**What this task involves**
Find every line below where the string "name" shows up, and copy those lines.

Dataset excerpts:
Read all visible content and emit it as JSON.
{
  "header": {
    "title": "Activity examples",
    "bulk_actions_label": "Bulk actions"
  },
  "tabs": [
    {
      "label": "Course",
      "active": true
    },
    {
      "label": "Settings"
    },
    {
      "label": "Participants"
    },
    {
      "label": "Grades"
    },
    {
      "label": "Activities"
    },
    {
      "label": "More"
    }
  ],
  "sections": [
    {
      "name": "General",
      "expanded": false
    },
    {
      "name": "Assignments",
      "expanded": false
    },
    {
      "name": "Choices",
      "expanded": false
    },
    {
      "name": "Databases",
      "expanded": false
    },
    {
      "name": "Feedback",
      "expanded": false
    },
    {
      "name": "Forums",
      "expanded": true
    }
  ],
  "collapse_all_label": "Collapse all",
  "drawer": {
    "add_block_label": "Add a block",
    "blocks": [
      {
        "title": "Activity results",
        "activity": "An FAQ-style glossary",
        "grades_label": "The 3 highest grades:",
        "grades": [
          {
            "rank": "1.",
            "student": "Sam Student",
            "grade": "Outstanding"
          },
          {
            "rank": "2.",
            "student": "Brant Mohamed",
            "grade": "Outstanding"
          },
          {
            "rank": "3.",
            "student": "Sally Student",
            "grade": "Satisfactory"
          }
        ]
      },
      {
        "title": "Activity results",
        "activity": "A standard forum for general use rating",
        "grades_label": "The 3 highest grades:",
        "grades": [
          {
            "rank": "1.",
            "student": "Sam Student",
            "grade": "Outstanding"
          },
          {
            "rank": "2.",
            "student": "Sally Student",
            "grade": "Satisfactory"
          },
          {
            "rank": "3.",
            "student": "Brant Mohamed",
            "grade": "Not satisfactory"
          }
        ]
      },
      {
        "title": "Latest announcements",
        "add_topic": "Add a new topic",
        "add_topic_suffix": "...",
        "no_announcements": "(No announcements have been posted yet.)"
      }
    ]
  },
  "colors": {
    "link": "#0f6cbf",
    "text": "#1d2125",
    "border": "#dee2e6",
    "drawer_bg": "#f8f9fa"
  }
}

**Response below**
      "name": "General",
      "name": "Assignments",
      "name": "Choices",
      "name": "Databases",
      "name": "Feedback",
      "name": "Forums",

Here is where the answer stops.